We minimize the violence. We have to. If we don’t we go crazy. If we don’t we are crazy. When, and if, we have the chance to pull back the gauze from our eyes, we may not like what we see. When, and if, we let the wound leak freely, we cannot guarantee a blood match. 

My right hemisphere’s inflamed, my lungs full, my muscles locked in rigor mortis. I want to take my hardened flesh and slam against every wall. A battering ram to break the castle doors. Gills to carry me through moats ancient and murky. Ice in my fingertips, to freeze the soldiers’ barrels, poised with hot tar. 

This isn’t about vengeance. This is about rage. This isn’t about violence. This is about restoring the balance. This about screaming on the roof of the world for all the peoples/animals/lands, that ever were/are/will be— defiled by hands that hold all the cards. 

Brace yourselves. Fresh scars bear fresh ways of knowing. The next time you look down from your towers, certain they’ll hold, you may be surprised to see our wings.

long distance

She is the hot breath crackling

too close to the phone’s mic,

a phantom kiss on the ear.

I feel the sum of our love best right

here when she tells me about what

I’ve missed since I’ve been away.

She dances around the betrayal,

how she wishes I would’ve just

stayed so the wound of our lonely

could’ve been stitched by ten minutes

in a car and not two hours, fifty-two

dollars on the train. When I hear her

fall away into sleep I close my eyes

and pretend she is the pillow I lie on.
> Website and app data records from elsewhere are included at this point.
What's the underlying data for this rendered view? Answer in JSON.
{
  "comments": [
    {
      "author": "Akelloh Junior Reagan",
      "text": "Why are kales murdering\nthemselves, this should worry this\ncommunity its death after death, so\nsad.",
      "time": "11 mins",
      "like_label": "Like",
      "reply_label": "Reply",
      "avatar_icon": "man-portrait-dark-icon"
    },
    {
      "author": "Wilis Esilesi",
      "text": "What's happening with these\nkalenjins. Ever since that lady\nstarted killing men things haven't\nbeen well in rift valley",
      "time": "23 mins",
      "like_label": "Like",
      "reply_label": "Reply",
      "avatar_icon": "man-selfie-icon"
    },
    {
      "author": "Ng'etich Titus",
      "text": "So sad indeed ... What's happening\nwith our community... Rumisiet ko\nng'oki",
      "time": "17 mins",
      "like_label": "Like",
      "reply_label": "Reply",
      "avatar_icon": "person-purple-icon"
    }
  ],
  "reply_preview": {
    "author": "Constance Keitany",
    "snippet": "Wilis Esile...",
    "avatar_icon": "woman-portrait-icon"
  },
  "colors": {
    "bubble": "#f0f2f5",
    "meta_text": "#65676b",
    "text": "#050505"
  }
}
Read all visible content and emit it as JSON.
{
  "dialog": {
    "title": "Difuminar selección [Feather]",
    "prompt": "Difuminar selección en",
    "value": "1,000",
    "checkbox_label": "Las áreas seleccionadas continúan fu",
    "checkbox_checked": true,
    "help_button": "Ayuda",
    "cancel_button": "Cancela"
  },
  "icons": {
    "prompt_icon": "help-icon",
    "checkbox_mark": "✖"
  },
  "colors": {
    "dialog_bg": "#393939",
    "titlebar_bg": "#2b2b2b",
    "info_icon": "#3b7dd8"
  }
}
In the morning I wake to the sweet

whistle of her snore and I hang up,

make coffee and wish I could’ve

slept in, dreamt some more.